Supplied data section start

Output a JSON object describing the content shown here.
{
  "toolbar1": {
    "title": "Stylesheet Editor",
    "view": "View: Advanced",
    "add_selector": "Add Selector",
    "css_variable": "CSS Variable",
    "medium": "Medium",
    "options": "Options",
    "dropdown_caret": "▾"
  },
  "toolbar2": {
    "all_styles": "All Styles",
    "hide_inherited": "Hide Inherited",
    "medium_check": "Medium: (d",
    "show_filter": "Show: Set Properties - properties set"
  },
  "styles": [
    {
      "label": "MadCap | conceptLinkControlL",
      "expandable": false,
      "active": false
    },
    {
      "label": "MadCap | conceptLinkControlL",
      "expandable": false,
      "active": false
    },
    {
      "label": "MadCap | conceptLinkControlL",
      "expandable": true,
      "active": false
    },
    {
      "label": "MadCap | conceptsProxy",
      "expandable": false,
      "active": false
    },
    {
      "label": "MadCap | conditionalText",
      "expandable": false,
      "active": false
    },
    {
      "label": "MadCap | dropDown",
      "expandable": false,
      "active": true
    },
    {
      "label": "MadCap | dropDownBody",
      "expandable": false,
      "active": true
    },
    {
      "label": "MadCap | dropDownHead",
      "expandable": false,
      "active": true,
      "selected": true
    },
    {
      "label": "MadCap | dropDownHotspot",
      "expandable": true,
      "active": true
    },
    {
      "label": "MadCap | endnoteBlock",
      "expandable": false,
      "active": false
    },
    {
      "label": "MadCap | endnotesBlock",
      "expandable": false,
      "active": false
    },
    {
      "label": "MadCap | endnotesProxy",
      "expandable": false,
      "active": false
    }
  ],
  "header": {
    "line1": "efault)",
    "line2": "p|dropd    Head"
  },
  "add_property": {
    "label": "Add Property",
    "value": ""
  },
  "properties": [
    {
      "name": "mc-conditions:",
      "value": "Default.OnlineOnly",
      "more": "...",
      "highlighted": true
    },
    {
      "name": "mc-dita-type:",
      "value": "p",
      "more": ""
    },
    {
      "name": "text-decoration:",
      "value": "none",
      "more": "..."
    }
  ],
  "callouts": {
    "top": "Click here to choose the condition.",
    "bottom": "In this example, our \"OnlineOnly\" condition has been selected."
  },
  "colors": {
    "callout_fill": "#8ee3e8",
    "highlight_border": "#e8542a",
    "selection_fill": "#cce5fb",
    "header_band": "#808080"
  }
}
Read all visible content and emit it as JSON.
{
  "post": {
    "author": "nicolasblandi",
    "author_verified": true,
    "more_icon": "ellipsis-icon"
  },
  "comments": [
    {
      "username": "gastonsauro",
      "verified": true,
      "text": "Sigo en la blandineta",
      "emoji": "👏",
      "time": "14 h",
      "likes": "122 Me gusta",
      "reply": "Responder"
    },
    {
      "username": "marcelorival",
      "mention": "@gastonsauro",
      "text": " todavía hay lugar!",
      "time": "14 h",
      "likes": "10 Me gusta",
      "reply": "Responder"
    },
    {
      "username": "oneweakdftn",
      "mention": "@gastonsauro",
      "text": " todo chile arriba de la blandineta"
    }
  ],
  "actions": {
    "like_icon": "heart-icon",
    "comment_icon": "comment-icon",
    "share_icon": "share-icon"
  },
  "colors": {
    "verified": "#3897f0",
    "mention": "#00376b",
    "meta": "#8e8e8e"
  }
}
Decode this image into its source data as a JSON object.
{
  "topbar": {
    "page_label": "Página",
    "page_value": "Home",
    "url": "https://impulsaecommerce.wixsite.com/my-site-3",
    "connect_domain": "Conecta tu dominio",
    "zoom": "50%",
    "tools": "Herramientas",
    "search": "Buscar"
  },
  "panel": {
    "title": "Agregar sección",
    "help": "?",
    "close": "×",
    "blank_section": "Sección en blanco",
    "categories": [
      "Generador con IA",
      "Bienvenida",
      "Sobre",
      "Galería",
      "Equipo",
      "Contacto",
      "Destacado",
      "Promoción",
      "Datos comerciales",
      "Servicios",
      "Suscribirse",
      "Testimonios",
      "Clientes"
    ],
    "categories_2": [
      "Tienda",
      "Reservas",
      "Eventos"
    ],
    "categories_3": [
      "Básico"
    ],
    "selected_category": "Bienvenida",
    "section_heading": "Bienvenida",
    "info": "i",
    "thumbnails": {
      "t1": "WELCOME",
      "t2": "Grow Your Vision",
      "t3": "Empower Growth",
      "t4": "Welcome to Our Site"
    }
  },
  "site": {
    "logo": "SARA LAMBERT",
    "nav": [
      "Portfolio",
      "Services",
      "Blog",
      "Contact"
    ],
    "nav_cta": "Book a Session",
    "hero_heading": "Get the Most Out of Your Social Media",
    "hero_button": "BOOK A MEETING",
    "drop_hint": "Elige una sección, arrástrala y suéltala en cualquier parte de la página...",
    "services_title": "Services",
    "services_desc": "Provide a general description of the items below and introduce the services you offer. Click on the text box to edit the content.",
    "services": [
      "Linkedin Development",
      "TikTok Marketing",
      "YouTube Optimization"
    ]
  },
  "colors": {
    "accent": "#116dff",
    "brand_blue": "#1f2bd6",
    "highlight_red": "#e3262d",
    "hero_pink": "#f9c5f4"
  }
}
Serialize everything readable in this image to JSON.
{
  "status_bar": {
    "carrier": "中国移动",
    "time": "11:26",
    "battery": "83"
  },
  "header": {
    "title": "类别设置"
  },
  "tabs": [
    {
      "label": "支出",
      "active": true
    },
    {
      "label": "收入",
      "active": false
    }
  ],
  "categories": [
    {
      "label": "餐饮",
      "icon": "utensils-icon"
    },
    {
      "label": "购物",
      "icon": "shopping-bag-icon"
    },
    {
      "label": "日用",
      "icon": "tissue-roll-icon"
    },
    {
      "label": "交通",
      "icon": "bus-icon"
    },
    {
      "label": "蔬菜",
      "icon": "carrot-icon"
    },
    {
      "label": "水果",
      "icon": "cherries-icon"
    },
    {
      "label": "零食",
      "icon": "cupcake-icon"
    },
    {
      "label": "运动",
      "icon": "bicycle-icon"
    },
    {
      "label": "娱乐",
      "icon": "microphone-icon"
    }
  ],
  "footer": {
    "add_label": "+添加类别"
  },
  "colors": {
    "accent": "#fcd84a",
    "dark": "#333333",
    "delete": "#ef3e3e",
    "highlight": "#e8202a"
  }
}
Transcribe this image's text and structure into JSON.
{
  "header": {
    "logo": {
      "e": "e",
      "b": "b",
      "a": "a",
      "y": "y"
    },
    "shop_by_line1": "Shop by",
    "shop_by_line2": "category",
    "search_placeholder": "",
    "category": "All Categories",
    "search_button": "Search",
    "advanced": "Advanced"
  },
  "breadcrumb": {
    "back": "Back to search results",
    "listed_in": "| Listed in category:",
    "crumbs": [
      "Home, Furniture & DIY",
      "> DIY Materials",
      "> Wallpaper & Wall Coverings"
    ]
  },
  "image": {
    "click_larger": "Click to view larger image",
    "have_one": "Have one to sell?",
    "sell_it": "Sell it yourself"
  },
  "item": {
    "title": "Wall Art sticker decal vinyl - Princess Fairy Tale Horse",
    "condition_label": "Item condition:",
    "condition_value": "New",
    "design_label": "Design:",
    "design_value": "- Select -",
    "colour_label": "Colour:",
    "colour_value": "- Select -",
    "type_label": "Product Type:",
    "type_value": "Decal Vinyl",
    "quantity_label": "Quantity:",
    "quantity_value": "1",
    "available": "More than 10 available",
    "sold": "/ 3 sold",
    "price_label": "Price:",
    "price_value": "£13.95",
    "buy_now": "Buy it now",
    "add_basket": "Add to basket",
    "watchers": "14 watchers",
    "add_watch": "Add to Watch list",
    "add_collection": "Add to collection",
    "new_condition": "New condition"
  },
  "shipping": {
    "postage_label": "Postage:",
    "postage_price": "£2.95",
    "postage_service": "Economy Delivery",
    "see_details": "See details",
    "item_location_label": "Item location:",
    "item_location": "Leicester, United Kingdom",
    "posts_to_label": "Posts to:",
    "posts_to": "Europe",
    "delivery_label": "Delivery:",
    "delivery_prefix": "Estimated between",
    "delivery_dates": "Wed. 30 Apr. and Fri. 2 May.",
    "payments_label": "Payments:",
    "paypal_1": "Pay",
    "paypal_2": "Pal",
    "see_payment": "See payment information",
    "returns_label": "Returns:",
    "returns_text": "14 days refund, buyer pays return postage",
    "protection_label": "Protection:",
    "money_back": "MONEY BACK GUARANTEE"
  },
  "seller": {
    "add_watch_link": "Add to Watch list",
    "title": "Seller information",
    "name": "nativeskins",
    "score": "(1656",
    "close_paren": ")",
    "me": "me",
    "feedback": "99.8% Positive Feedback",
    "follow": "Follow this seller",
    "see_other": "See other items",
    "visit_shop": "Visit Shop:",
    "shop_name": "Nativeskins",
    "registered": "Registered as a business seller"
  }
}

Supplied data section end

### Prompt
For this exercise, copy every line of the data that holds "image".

### Response
Decode this image into its source data as a JSON object.
Serialize everything readable in this image to JSON.
Transcribe this image's text and structure into JSON.
  "image": {
    "click_larger": "Click to view larger image",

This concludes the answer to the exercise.